On the festive day, courtyards in village houses will be swept clean and plastered with fresh cow-dung. Even in the city, people take the time out to do some spring cleaning. Women and children work on intricate rangoli designs on their doorsteps, the vibrant colours mirroring the burst of colour associated with spring. Everyone dresses up in new clothes and it is a time for family gatherings.
Traditionally, families prepare a special dish that mixes various flavors, particularly the bitter leaves of the neem tree and sweet jaggery (gur, gul). Additional ingredients include sour tamarind and astringent dhane seeds. This, like the pacchadi recipe used in Ugadi festival, is eaten as a reminder of life's sweet and bitter experiences, as well as a belief that the neem-based mixture has health benefits.
It is also celebrated in the North-East state of Manipur as Sajibu Nongma Panba Cheiraoba and also in countries like Nepal, Burma, Cambodia and other nations where there are lot of Hindus.
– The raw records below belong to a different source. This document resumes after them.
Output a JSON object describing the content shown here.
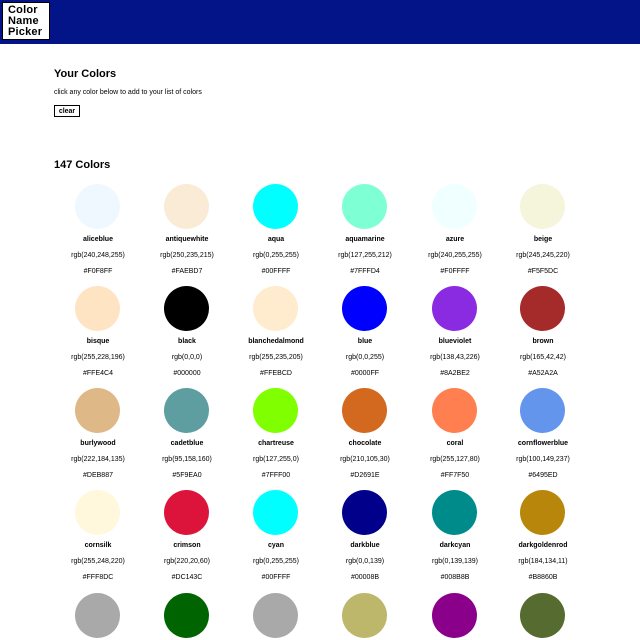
{
  "header": {
    "logo_lines": [
      "Color",
      "Name",
      "Picker"
    ]
  },
  "your_colors": {
    "title": "Your Colors",
    "hint": "click any color below to add to your list of colors",
    "clear_label": "clear"
  },
  "all_colors": {
    "title": "147 Colors"
  },
  "colors": [
    {
      "name": "aliceblue",
      "rgb": "rgb(240,248,255)",
      "hex": "#F0F8FF"
    },
    {
      "name": "antiquewhite",
      "rgb": "rgb(250,235,215)",
      "hex": "#FAEBD7"
    },
    {
      "name": "aqua",
      "rgb": "rgb(0,255,255)",
      "hex": "#00FFFF"
    },
    {
      "name": "aquamarine",
      "rgb": "rgb(127,255,212)",
      "hex": "#7FFFD4"
    },
    {
      "name": "azure",
      "rgb": "rgb(240,255,255)",
      "hex": "#F0FFFF"
    },
    {
      "name": "beige",
      "rgb": "rgb(245,245,220)",
      "hex": "#F5F5DC"
    },
    {
      "name": "bisque",
      "rgb": "rgb(255,228,196)",
      "hex": "#FFE4C4"
    },
    {
      "name": "black",
      "rgb": "rgb(0,0,0)",
      "hex": "#000000"
    },
    {
      "name": "blanchedalmond",
      "rgb": "rgb(255,235,205)",
      "hex": "#FFEBCD"
    },
    {
      "name": "blue",
      "rgb": "rgb(0,0,255)",
      "hex": "#0000FF"
    },
    {
      "name": "blueviolet",
      "rgb": "rgb(138,43,226)",
      "hex": "#8A2BE2"
    },
    {
      "name": "brown",
      "rgb": "rgb(165,42,42)",
      "hex": "#A52A2A"
    },
    {
      "name": "burlywood",
      "rgb": "rgb(222,184,135)",
      "hex": "#DEB887"
    },
    {
      "name": "cadetblue",
      "rgb": "rgb(95,158,160)",
      "hex": "#5F9EA0"
    },
    {
      "name": "chartreuse",
      "rgb": "rgb(127,255,0)",
      "hex": "#7FFF00"
    },
    {
      "name": "chocolate",
      "rgb": "rgb(210,105,30)",
      "hex": "#D2691E"
    },
    {
      "name": "coral",
      "rgb": "rgb(255,127,80)",
      "hex": "#FF7F50"
    },
    {
      "name": "cornflowerblue",
      "rgb": "rgb(100,149,237)",
      "hex": "#6495ED"
    },
    {
      "name": "cornsilk",
      "rgb": "rgb(255,248,220)",
      "hex": "#FFF8DC"
    },
    {
      "name": "crimson",
      "rgb": "rgb(220,20,60)",
      "hex": "#DC143C"
    },
    {
      "name": "cyan",
      "rgb": "rgb(0,255,255)",
      "hex": "#00FFFF"
    },
    {
      "name": "darkblue",
      "rgb": "rgb(0,0,139)",
      "hex": "#00008B"
    },
    {
      "name": "darkcyan",
      "rgb": "rgb(0,139,139)",
      "hex": "#008B8B"
    },
    {
      "name": "darkgoldenrod",
      "rgb": "rgb(184,134,11)",
      "hex": "#B8860B"
    }
  ],
  "partial_row_colors": [
    "#A9A9A9",
    "#006400",
    "#A9A9A9",
    "#BDB76B",
    "#8B008B",
    "#556B2F"
  ]
}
People prepare a variety of food and cuisine on this day and later climb the hillocks in the evening.
In Kashmir, the Kashmiri Hindu or Pundit community, also the Kashmiri Sikh community celebrate this Festival as Navreh, the start of New Lunar Year. A biggish thal viz a brass eating plate is filled with uncooked rice and the new Punchang, the Kashmiri Hindu Ephemeris placed in it. A little cooked rice, curds, salt, all in small cups, crisp currency note and a coin, a pen, some flowers, a golden bangle, a silver ornament, 3 or 5 walnuts are also placed in this Thal. Every one is expected to see this thal, first thing in the morning. Generally, the eldest lady of the household sees it first and then brings it in to show to all sleeping members of the household. Every one is expected to wear a new garment and the children are given some cash to enjoy the festival. The lunch is a feast.
In Punjab the new year is celebrated as Baisakhi falling mostly on 13 or 14 April, first day of month Naisakh of the Bikram Samavt or calendar.
in Bengal this occasion is celebrated as Naba Barsha, in Assam as Bihu, in Kerala as Vishu, in Tamil Nadu as Putuhandu . It is considered as most auspicious day of the year.